EXERCISE DESCRIPTION: Gather every line below where "Media" appears.

Web page and app entries

******

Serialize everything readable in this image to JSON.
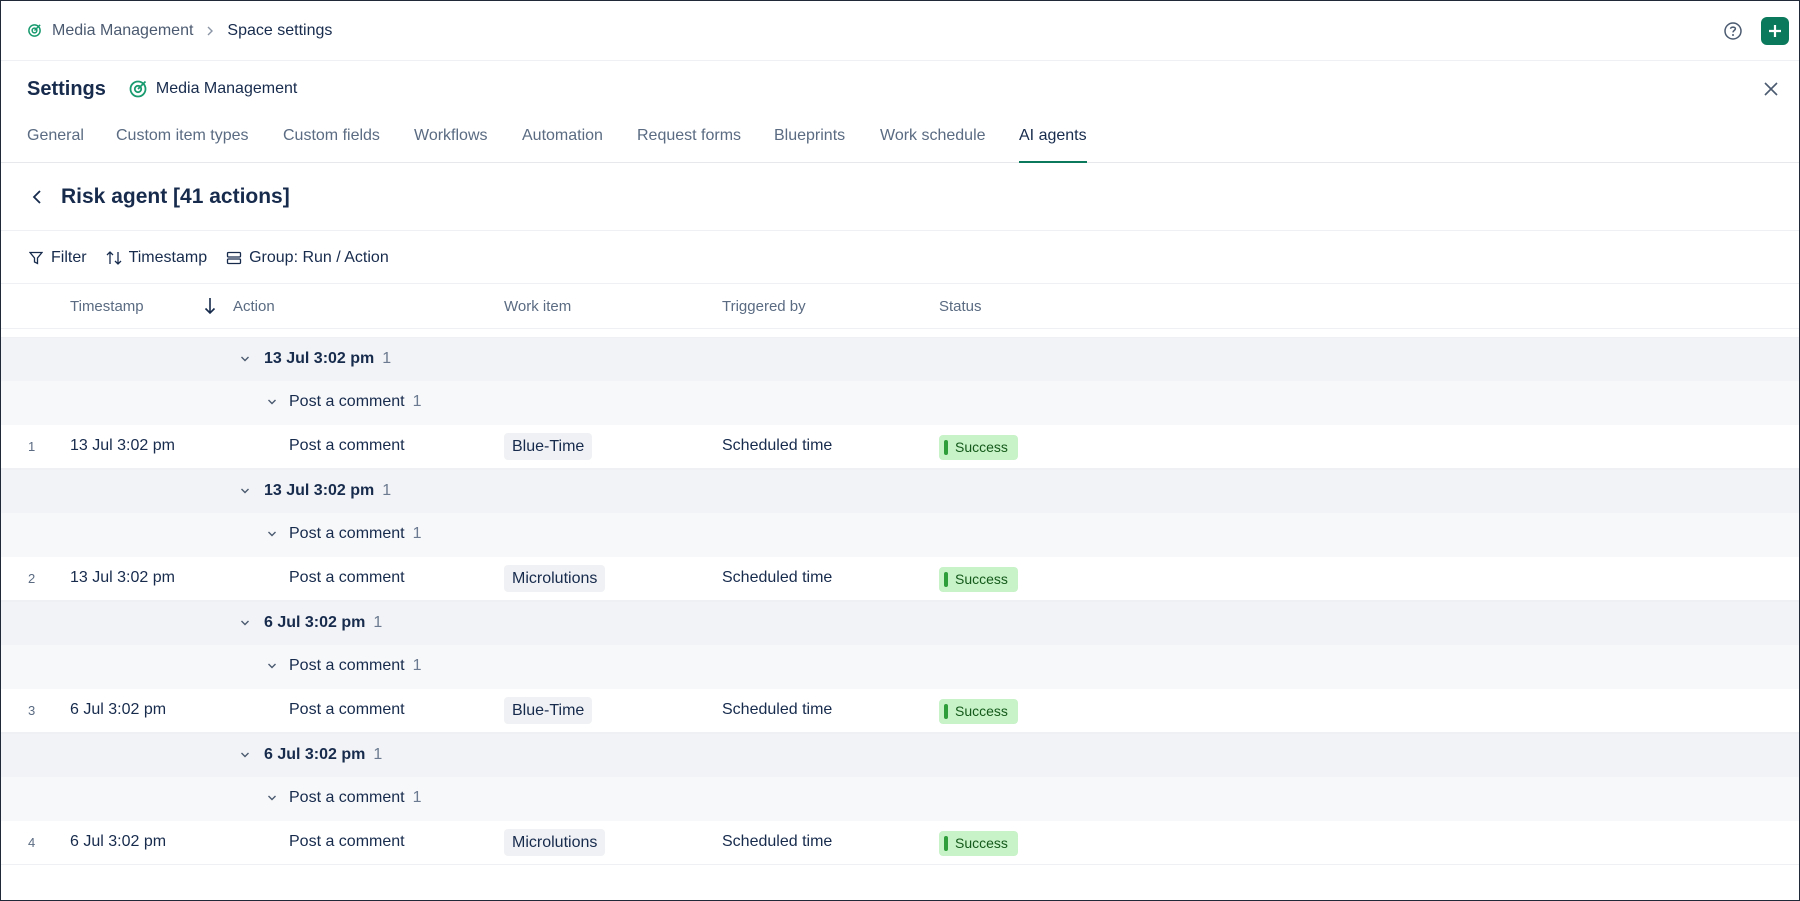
{
  "breadcrumb": {
    "space": "Media Management",
    "current": "Space settings"
  },
  "header": {
    "title": "Settings",
    "space_name": "Media Management"
  },
  "tabs": [
    {
      "label": "General"
    },
    {
      "label": "Custom item types"
    },
    {
      "label": "Custom fields"
    },
    {
      "label": "Workflows"
    },
    {
      "label": "Automation"
    },
    {
      "label": "Request forms"
    },
    {
      "label": "Blueprints"
    },
    {
      "label": "Work schedule"
    },
    {
      "label": "AI agents",
      "active": true
    }
  ],
  "page": {
    "title": "Risk agent [41 actions]"
  },
  "toolbar": {
    "filter": "Filter",
    "sort": "Timestamp",
    "group": "Group: Run / Action"
  },
  "columns": {
    "timestamp": "Timestamp",
    "action": "Action",
    "work_item": "Work item",
    "triggered_by": "Triggered by",
    "status": "Status"
  },
  "groups": [
    {
      "run": "13 Jul 3:02 pm",
      "run_count": "1",
      "action": "Post a comment",
      "action_count": "1",
      "item": {
        "num": "1",
        "timestamp": "13 Jul 3:02 pm",
        "action": "Post a comment",
        "work_item": "Blue-Time",
        "triggered_by": "Scheduled time",
        "status": "Success"
      }
    },
    {
      "run": "13 Jul 3:02 pm",
      "run_count": "1",
      "action": "Post a comment",
      "action_count": "1",
      "item": {
        "num": "2",
        "timestamp": "13 Jul 3:02 pm",
        "action": "Post a comment",
        "work_item": "Microlutions",
        "triggered_by": "Scheduled time",
        "status": "Success"
      }
    },
    {
      "run": "6 Jul 3:02 pm",
      "run_count": "1",
      "action": "Post a comment",
      "action_count": "1",
      "item": {
        "num": "3",
        "timestamp": "6 Jul 3:02 pm",
        "action": "Post a comment",
        "work_item": "Blue-Time",
        "triggered_by": "Scheduled time",
        "status": "Success"
      }
    },
    {
      "run": "6 Jul 3:02 pm",
      "run_count": "1",
      "action": "Post a comment",
      "action_count": "1",
      "item": {
        "num": "4",
        "timestamp": "6 Jul 3:02 pm",
        "action": "Post a comment",
        "work_item": "Microlutions",
        "triggered_by": "Scheduled time",
        "status": "Success"
      }
    }
  ],
  "colors": {
    "accent": "#0b7a5c",
    "success_bg": "#c8f2c8",
    "success_bar": "#2e9e3a",
    "group_bg": "#f2f3f6"
  }
}
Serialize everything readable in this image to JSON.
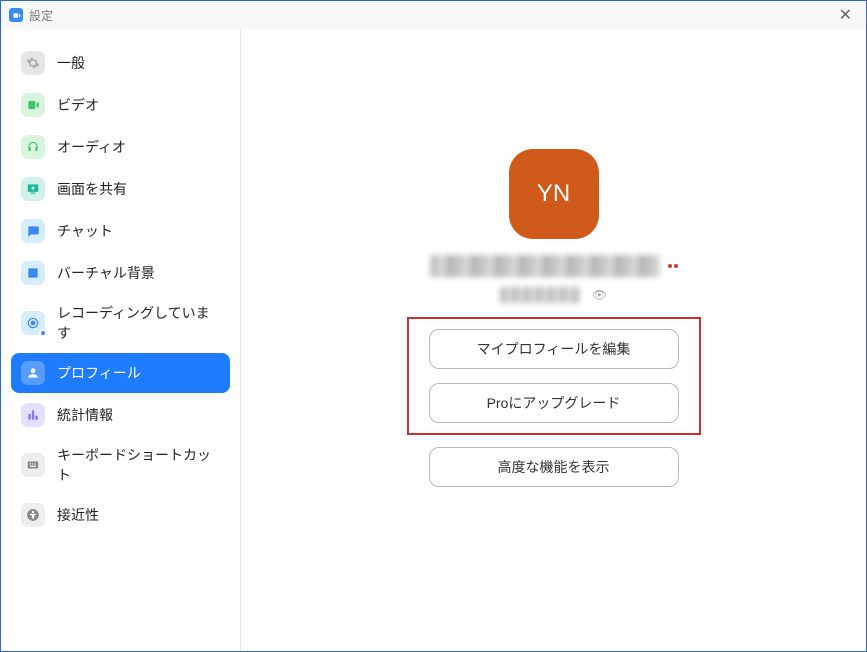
{
  "window": {
    "title": "設定"
  },
  "sidebar": {
    "items": [
      {
        "label": "一般",
        "icon": "gear"
      },
      {
        "label": "ビデオ",
        "icon": "video"
      },
      {
        "label": "オーディオ",
        "icon": "audio"
      },
      {
        "label": "画面を共有",
        "icon": "share"
      },
      {
        "label": "チャット",
        "icon": "chat"
      },
      {
        "label": "バーチャル背景",
        "icon": "vbg"
      },
      {
        "label": "レコーディングしています",
        "icon": "rec"
      },
      {
        "label": "プロフィール",
        "icon": "profile"
      },
      {
        "label": "統計情報",
        "icon": "stats"
      },
      {
        "label": "キーボードショートカット",
        "icon": "keyboard"
      },
      {
        "label": "接近性",
        "icon": "access"
      }
    ]
  },
  "profile": {
    "avatar_initials": "YN",
    "buttons": {
      "edit": "マイプロフィールを編集",
      "upgrade": "Proにアップグレード",
      "advanced": "高度な機能を表示"
    }
  }
}
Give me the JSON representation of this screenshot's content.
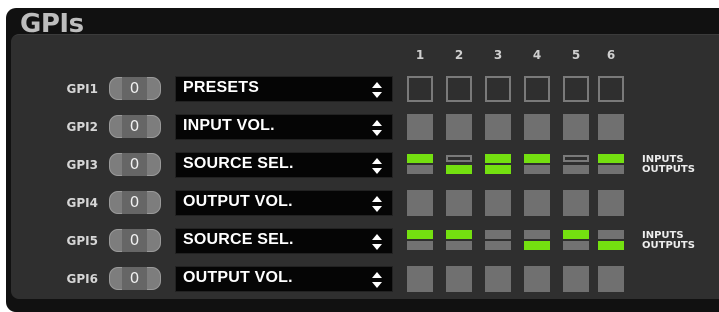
{
  "title": "GPIs",
  "columns": [
    "1",
    "2",
    "3",
    "4",
    "5",
    "6"
  ],
  "io_labels": {
    "inputs": "INPUTS",
    "outputs": "OUTPUTS"
  },
  "colors": {
    "green": "#74e010",
    "gray": "#727272"
  },
  "rows": [
    {
      "label": "GPI1",
      "value": "0",
      "function": "PRESETS",
      "cells": "outline"
    },
    {
      "label": "GPI2",
      "value": "0",
      "function": "INPUT VOL.",
      "cells": "plain"
    },
    {
      "label": "GPI3",
      "value": "0",
      "function": "SOURCE SEL.",
      "cells": "io",
      "inputs": [
        "green",
        "hollow",
        "green",
        "green",
        "hollow",
        "green"
      ],
      "outputs": [
        "gray",
        "green",
        "green",
        "gray",
        "gray",
        "gray"
      ]
    },
    {
      "label": "GPI4",
      "value": "0",
      "function": "OUTPUT VOL.",
      "cells": "plain"
    },
    {
      "label": "GPI5",
      "value": "0",
      "function": "SOURCE SEL.",
      "cells": "io",
      "inputs": [
        "green",
        "green",
        "gray",
        "gray",
        "green",
        "gray"
      ],
      "outputs": [
        "gray",
        "gray",
        "gray",
        "green",
        "gray",
        "green"
      ]
    },
    {
      "label": "GPI6",
      "value": "0",
      "function": "OUTPUT VOL.",
      "cells": "plain"
    }
  ]
}
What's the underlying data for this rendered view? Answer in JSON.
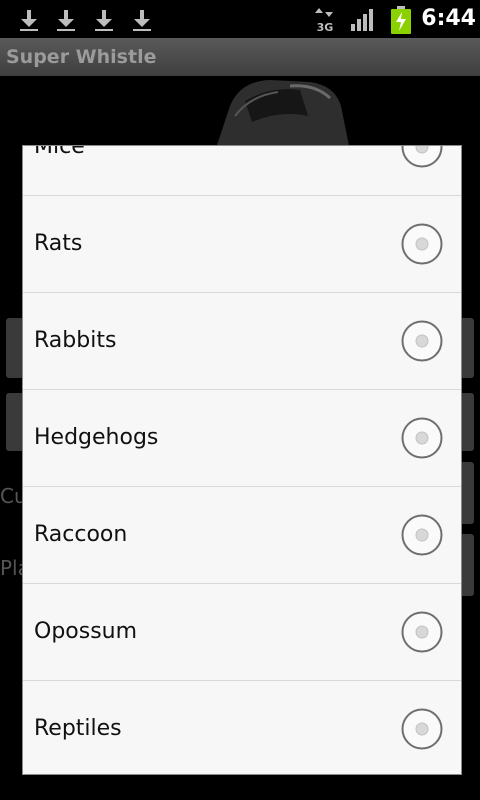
{
  "status_bar": {
    "time": "6:44",
    "network": "3G",
    "icons": [
      "download-icon",
      "download-icon",
      "download-icon",
      "download-icon",
      "network-3g-icon",
      "signal-icon",
      "battery-charging-icon"
    ]
  },
  "app": {
    "title": "Super Whistle"
  },
  "background": {
    "partial_text_1": "Cu",
    "partial_text_2": "Pla"
  },
  "dialog": {
    "options": [
      {
        "label": "Mice",
        "selected": false
      },
      {
        "label": "Rats",
        "selected": false
      },
      {
        "label": "Rabbits",
        "selected": false
      },
      {
        "label": "Hedgehogs",
        "selected": false
      },
      {
        "label": "Raccoon",
        "selected": false
      },
      {
        "label": "Opossum",
        "selected": false
      },
      {
        "label": "Reptiles",
        "selected": false
      }
    ]
  },
  "colors": {
    "dialog_bg": "#f7f7f7",
    "title_bar": "#4a4a4a",
    "title_text": "#9b9b9b",
    "battery_green": "#8bd100"
  }
}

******

SOLUTION BELOW:
    "space": "Media Management",
    "space_name": "Media Management"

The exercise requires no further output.